INFORMATION SHOWN:
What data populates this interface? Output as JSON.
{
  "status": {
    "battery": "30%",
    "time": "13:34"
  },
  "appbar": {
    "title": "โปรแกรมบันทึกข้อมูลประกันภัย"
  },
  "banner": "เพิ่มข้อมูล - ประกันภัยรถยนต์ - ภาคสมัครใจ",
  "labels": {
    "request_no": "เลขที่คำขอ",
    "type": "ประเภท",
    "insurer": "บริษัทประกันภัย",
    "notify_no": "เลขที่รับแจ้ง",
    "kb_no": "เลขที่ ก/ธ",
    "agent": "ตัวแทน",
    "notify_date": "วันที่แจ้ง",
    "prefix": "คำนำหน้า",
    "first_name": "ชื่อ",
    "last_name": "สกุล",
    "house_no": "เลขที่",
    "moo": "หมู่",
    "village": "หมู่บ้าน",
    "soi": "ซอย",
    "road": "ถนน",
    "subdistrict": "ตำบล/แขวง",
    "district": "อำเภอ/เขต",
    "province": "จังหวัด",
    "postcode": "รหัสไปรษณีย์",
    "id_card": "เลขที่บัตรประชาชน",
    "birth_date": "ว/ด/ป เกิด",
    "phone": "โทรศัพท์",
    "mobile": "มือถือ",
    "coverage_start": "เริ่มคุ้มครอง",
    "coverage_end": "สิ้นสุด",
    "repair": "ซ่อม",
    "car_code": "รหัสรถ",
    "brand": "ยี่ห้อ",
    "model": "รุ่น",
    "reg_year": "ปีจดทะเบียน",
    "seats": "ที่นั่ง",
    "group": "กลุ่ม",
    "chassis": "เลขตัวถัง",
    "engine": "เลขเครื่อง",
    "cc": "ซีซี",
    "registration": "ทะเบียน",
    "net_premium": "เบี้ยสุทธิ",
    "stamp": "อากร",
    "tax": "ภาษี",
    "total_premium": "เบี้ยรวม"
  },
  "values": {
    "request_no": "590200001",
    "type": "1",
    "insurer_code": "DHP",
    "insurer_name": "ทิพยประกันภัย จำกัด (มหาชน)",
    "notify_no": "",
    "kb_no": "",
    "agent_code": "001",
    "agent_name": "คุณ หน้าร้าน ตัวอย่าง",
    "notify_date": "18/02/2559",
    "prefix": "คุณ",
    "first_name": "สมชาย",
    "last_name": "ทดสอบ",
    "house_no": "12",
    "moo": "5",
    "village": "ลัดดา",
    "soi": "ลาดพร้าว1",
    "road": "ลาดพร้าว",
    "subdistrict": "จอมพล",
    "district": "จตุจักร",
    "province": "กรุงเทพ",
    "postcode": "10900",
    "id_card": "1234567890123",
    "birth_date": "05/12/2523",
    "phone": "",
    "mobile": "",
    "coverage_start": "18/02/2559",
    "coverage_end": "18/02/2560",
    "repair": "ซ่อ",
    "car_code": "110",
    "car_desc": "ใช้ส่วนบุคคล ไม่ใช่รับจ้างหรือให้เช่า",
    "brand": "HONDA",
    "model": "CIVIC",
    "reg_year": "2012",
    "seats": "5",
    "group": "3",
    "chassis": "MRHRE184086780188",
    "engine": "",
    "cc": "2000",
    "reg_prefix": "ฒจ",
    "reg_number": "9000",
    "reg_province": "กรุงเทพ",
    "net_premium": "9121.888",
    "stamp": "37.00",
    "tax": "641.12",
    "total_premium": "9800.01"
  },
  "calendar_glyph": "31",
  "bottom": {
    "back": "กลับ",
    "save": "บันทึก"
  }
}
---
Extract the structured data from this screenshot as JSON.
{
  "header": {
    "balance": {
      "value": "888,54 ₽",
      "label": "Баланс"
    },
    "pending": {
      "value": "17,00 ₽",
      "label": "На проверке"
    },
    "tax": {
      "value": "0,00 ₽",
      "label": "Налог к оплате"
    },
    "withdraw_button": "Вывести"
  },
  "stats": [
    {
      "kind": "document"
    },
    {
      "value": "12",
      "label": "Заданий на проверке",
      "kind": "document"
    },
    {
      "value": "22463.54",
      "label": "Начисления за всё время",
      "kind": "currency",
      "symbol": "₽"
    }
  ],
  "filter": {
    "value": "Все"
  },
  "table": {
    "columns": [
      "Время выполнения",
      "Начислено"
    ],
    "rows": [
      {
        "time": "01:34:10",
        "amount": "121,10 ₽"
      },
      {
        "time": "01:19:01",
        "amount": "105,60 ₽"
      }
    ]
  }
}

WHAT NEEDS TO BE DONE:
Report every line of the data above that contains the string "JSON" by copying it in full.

THE ANSWER:
What data populates this interface? Output as JSON.
Extract the structured data from this screenshot as JSON.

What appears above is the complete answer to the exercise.